_DIRECTIONS_
Report all lines of the records that contain "Mask".

Start of INPUT

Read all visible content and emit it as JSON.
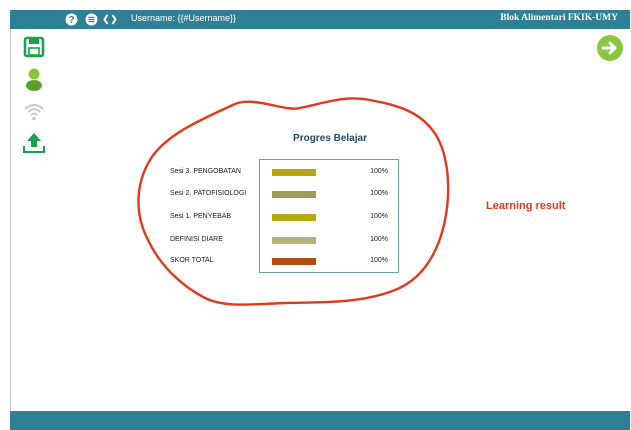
{
  "topbar": {
    "username": "Username:  {{#Username}}",
    "course": "Blok Alimentari FKIK-UMY",
    "icons": [
      "help-icon",
      "menu-icon",
      "code-icon"
    ]
  },
  "sidebar": {
    "icons": [
      "save-icon",
      "user-icon",
      "wifi-icon",
      "upload-icon"
    ]
  },
  "next_button": {
    "icon": "arrow-right-icon"
  },
  "progress": {
    "title": "Progres Belajar",
    "rows": [
      {
        "label": "Sesi 3. PENGOBATAN",
        "percent": "100%",
        "value": 100,
        "color": "#b5a80f"
      },
      {
        "label": "Sesi 2. PATOFISIOLOGI",
        "percent": "100%",
        "value": 100,
        "color": "#a39a5a"
      },
      {
        "label": "Sesi 1. PENYEBAB",
        "percent": "100%",
        "value": 100,
        "color": "#b5ab0f"
      },
      {
        "label": "DEFINISI DIARE",
        "percent": "100%",
        "value": 100,
        "color": "#b7b07a"
      },
      {
        "label": "SKOR TOTAL",
        "percent": "100%",
        "value": 100,
        "color": "#b34d14"
      }
    ]
  },
  "annotation": {
    "text": "Learning result",
    "color": "#e2391c"
  }
}
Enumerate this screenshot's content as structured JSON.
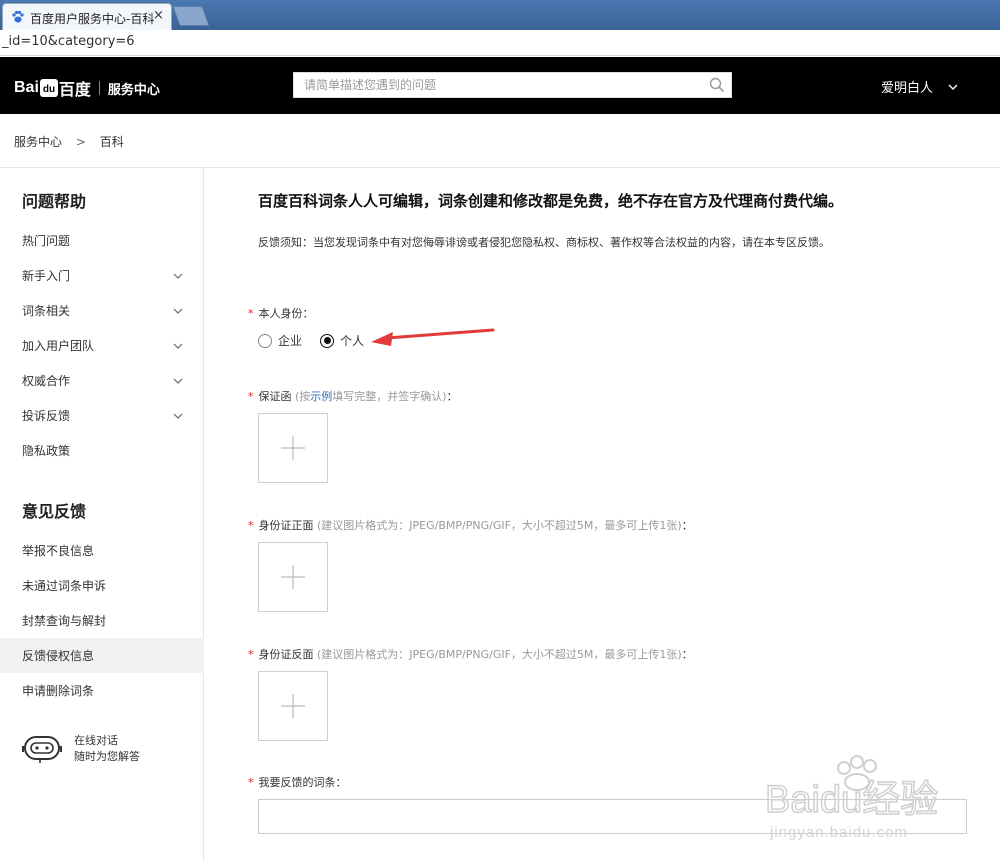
{
  "browser": {
    "tab_title": "百度用户服务中心-百科",
    "tab_close": "×",
    "url": "_id=10&category=6"
  },
  "header": {
    "logo_bai": "Bai",
    "logo_du": "百度",
    "logo_service": "服务中心",
    "search_placeholder": "请简单描述您遇到的问题",
    "user_name": "爱明白人"
  },
  "breadcrumb": {
    "root": "服务中心",
    "sep": ">",
    "current": "百科"
  },
  "sidebar": {
    "help_heading": "问题帮助",
    "help_items": [
      {
        "label": "热门问题"
      },
      {
        "label": "新手入门"
      },
      {
        "label": "词条相关"
      },
      {
        "label": "加入用户团队"
      },
      {
        "label": "权威合作"
      },
      {
        "label": "投诉反馈"
      },
      {
        "label": "隐私政策"
      }
    ],
    "feedback_heading": "意见反馈",
    "feedback_items": [
      {
        "label": "举报不良信息"
      },
      {
        "label": "未通过词条申诉"
      },
      {
        "label": "封禁查询与解封"
      },
      {
        "label": "反馈侵权信息"
      },
      {
        "label": "申请删除词条"
      }
    ],
    "online_line1": "在线对话",
    "online_line2": "随时为您解答"
  },
  "main": {
    "title": "百度百科词条人人可编辑，词条创建和修改都是免费，绝不存在官方及代理商付费代编。",
    "notice": "反馈须知：当您发现词条中有对您侮辱诽谤或者侵犯您隐私权、商标权、著作权等合法权益的内容，请在本专区反馈。",
    "identity": {
      "req": "*",
      "label": "本人身份：",
      "option_company": "企业",
      "option_personal": "个人",
      "selected": "个人"
    },
    "guarantee": {
      "req": "*",
      "label": "保证函",
      "hint_open": "(按",
      "hint_link": "示例",
      "hint_rest": "填写完整，并签字确认)",
      "colon": "："
    },
    "id_front": {
      "req": "*",
      "label": "身份证正面",
      "hint": "(建议图片格式为：JPEG/BMP/PNG/GIF，大小不超过5M，最多可上传1张)",
      "colon": "："
    },
    "id_back": {
      "req": "*",
      "label": "身份证反面",
      "hint": "(建议图片格式为：JPEG/BMP/PNG/GIF，大小不超过5M，最多可上传1张)",
      "colon": "："
    },
    "entry": {
      "req": "*",
      "label": "我要反馈的词条："
    }
  },
  "watermark": {
    "line1": "Baidu经验",
    "line2": "jingyan.baidu.com"
  },
  "colors": {
    "header_bg": "#000000",
    "required": "#e02020",
    "link": "#2f6fbf",
    "annotation_arrow": "#e23b3b"
  }
}
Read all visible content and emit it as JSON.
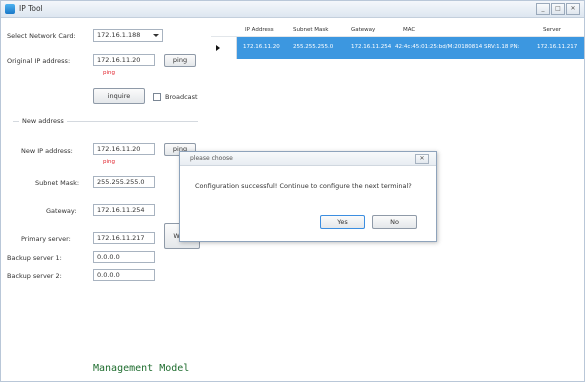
{
  "app": {
    "title": "IP Tool"
  },
  "window_buttons": {
    "minimize": "_",
    "restore": "□",
    "close": "✕"
  },
  "left": {
    "select_card_label": "Select Network Card:",
    "select_card_value": "172.16.1.188",
    "original_ip_label": "Original IP address:",
    "original_ip_value": "172.16.11.20",
    "ping_label": "ping",
    "ping_status_1": "ping",
    "inquire_label": "inquire",
    "broadcast_label": "Broadcast",
    "group_title": "New address",
    "new_ip_label": "New IP address:",
    "new_ip_value": "172.16.11.20",
    "ping_label_2": "ping",
    "ping_status_2": "ping",
    "subnet_label": "Subnet Mask:",
    "subnet_value": "255.255.255.0",
    "gateway_label": "Gateway:",
    "gateway_value": "172.16.11.254",
    "primary_label": "Primary server:",
    "primary_value": "172.16.11.217",
    "write_label": "Write",
    "backup1_label": "Backup server 1:",
    "backup1_value": "0.0.0.0",
    "backup2_label": "Backup server 2:",
    "backup2_value": "0.0.0.0"
  },
  "grid": {
    "headers": [
      "IP Address",
      "Subnet Mask",
      "Gateway",
      "MAC",
      "Server"
    ],
    "row": [
      "172.16.11.20",
      "255.255.255.0",
      "172.16.11.254",
      "42:4c:45:01:25:bd/M:20180814 SRV:1.18 PN:",
      "172.16.11.217"
    ]
  },
  "dialog": {
    "title": "please choose",
    "close": "✕",
    "message": "Configuration successful! Continue to configure the next terminal?",
    "yes": "Yes",
    "no": "No"
  },
  "footer": {
    "text": "Management Model"
  },
  "colors": {
    "accent": "#3c97e0",
    "error_text": "#e0202a",
    "footer_text": "#1f6d2f"
  }
}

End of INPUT

_ANSWER SPACE_
    "subnet_label": "Subnet Mask:",
      "Subnet Mask",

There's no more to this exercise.